YOUR INSTRUCTIONS: Here are the records. Print them all exactly.

DATA EXTRACT:
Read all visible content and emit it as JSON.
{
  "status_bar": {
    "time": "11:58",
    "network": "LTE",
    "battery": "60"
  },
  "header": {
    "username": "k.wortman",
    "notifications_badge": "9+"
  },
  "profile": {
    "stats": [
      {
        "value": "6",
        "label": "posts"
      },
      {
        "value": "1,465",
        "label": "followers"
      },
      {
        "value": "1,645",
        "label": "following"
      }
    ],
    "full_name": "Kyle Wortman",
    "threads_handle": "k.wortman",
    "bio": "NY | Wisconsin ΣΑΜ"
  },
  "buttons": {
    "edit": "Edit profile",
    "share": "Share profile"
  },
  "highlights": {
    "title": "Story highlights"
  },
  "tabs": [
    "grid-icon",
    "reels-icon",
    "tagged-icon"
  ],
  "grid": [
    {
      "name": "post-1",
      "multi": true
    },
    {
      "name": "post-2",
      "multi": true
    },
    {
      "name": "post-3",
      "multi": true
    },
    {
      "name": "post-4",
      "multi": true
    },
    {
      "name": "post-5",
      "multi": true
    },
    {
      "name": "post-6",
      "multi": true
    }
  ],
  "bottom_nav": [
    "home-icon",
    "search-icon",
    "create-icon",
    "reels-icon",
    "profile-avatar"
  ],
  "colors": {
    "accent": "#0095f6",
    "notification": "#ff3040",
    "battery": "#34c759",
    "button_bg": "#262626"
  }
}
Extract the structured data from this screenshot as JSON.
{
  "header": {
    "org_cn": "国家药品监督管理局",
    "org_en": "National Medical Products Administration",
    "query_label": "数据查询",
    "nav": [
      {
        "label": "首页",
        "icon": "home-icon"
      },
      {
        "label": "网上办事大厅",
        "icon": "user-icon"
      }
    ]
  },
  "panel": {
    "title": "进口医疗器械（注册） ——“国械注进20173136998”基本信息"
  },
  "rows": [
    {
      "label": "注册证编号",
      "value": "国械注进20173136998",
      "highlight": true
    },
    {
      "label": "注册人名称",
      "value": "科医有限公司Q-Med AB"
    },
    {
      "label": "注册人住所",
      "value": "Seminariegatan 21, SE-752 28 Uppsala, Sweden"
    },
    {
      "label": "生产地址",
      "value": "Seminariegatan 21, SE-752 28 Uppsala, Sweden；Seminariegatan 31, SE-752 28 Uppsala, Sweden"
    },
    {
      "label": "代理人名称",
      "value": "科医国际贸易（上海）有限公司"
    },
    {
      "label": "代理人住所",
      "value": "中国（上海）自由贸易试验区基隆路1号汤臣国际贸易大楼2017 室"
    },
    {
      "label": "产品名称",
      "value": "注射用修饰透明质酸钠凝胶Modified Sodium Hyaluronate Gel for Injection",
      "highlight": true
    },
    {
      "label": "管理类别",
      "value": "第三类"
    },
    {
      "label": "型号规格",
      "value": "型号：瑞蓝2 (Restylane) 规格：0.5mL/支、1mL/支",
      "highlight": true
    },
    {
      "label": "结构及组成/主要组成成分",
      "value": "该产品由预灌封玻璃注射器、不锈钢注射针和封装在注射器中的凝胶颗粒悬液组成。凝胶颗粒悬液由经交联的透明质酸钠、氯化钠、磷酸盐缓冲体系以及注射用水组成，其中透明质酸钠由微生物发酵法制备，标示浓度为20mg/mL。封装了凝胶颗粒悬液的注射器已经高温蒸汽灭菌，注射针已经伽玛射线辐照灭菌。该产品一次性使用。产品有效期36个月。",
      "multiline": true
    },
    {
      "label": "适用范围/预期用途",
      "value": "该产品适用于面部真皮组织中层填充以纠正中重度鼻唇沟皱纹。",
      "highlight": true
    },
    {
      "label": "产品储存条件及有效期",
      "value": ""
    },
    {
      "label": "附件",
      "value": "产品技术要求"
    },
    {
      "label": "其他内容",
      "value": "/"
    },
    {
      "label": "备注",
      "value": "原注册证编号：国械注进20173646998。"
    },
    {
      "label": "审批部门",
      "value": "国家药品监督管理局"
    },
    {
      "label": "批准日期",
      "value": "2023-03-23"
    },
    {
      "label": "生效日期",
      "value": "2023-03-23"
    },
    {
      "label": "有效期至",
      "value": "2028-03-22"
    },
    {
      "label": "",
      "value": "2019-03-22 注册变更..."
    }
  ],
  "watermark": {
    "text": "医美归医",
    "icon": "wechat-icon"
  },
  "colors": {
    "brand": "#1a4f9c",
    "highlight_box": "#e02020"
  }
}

EXERCISE ANSWER:
Read all visible content and emit it as JSON.
{
  "status_bar": {
    "time": "11:58",
    "network": "LTE",
    "battery": "60"
  },
  "header": {
    "username": "k.wortman",
    "notifications_badge": "9+"
  },
  "profile": {
    "stats": [
      {
        "value": "6",
        "label": "posts"
      },
      {
        "value": "1,465",
        "label": "followers"
      },
      {
        "value": "1,645",
        "label": "following"
      }
    ],
    "full_name": "Kyle Wortman",
    "threads_handle": "k.wortman",
    "bio": "NY | Wisconsin ΣΑΜ"
  },
  "buttons": {
    "edit": "Edit profile",
    "share": "Share profile"
  },
  "highlights": {
    "title": "Story highlights"
  },
  "tabs": [
    "grid-icon",
    "reels-icon",
    "tagged-icon"
  ],
  "grid": [
    {
      "name": "post-1",
      "multi": true
    },
    {
      "name": "post-2",
      "multi": true
    },
    {
      "name": "post-3",
      "multi": true
    },
    {
      "name": "post-4",
      "multi": true
    },
    {
      "name": "post-5",
      "multi": true
    },
    {
      "name": "post-6",
      "multi": true
    }
  ],
  "bottom_nav": [
    "home-icon",
    "search-icon",
    "create-icon",
    "reels-icon",
    "profile-avatar"
  ],
  "colors": {
    "accent": "#0095f6",
    "notification": "#ff3040",
    "battery": "#34c759",
    "button_bg": "#262626"
  }
}
Extract the structured data from this screenshot as JSON.
{
  "header": {
    "org_cn": "国家药品监督管理局",
    "org_en": "National Medical Products Administration",
    "query_label": "数据查询",
    "nav": [
      {
        "label": "首页",
        "icon": "home-icon"
      },
      {
        "label": "网上办事大厅",
        "icon": "user-icon"
      }
    ]
  },
  "panel": {
    "title": "进口医疗器械（注册） ——“国械注进20173136998”基本信息"
  },
  "rows": [
    {
      "label": "注册证编号",
      "value": "国械注进20173136998",
      "highlight": true
    },
    {
      "label": "注册人名称",
      "value": "科医有限公司Q-Med AB"
    },
    {
      "label": "注册人住所",
      "value": "Seminariegatan 21, SE-752 28 Uppsala, Sweden"
    },
    {
      "label": "生产地址",
      "value": "Seminariegatan 21, SE-752 28 Uppsala, Sweden；Seminariegatan 31, SE-752 28 Uppsala, Sweden"
    },
    {
      "label": "代理人名称",
      "value": "科医国际贸易（上海）有限公司"
    },
    {
      "label": "代理人住所",
      "value": "中国（上海）自由贸易试验区基隆路1号汤臣国际贸易大楼2017 室"
    },
    {
      "label": "产品名称",
      "value": "注射用修饰透明质酸钠凝胶Modified Sodium Hyaluronate Gel for Injection",
      "highlight": true
    },
    {
      "label": "管理类别",
      "value": "第三类"
    },
    {
      "label": "型号规格",
      "value": "型号：瑞蓝2 (Restylane) 规格：0.5mL/支、1mL/支",
      "highlight": true
    },
    {
      "label": "结构及组成/主要组成成分",
      "value": "该产品由预灌封玻璃注射器、不锈钢注射针和封装在注射器中的凝胶颗粒悬液组成。凝胶颗粒悬液由经交联的透明质酸钠、氯化钠、磷酸盐缓冲体系以及注射用水组成，其中透明质酸钠由微生物发酵法制备，标示浓度为20mg/mL。封装了凝胶颗粒悬液的注射器已经高温蒸汽灭菌，注射针已经伽玛射线辐照灭菌。该产品一次性使用。产品有效期36个月。",
      "multiline": true
    },
    {
      "label": "适用范围/预期用途",
      "value": "该产品适用于面部真皮组织中层填充以纠正中重度鼻唇沟皱纹。",
      "highlight": true
    },
    {
      "label": "产品储存条件及有效期",
      "value": ""
    },
    {
      "label": "附件",
      "value": "产品技术要求"
    },
    {
      "label": "其他内容",
      "value": "/"
    },
    {
      "label": "备注",
      "value": "原注册证编号：国械注进20173646998。"
    },
    {
      "label": "审批部门",
      "value": "国家药品监督管理局"
    },
    {
      "label": "批准日期",
      "value": "2023-03-23"
    },
    {
      "label": "生效日期",
      "value": "2023-03-23"
    },
    {
      "label": "有效期至",
      "value": "2028-03-22"
    },
    {
      "label": "",
      "value": "2019-03-22 注册变更..."
    }
  ],
  "watermark": {
    "text": "医美归医",
    "icon": "wechat-icon"
  },
  "colors": {
    "brand": "#1a4f9c",
    "highlight_box": "#e02020"
  }
}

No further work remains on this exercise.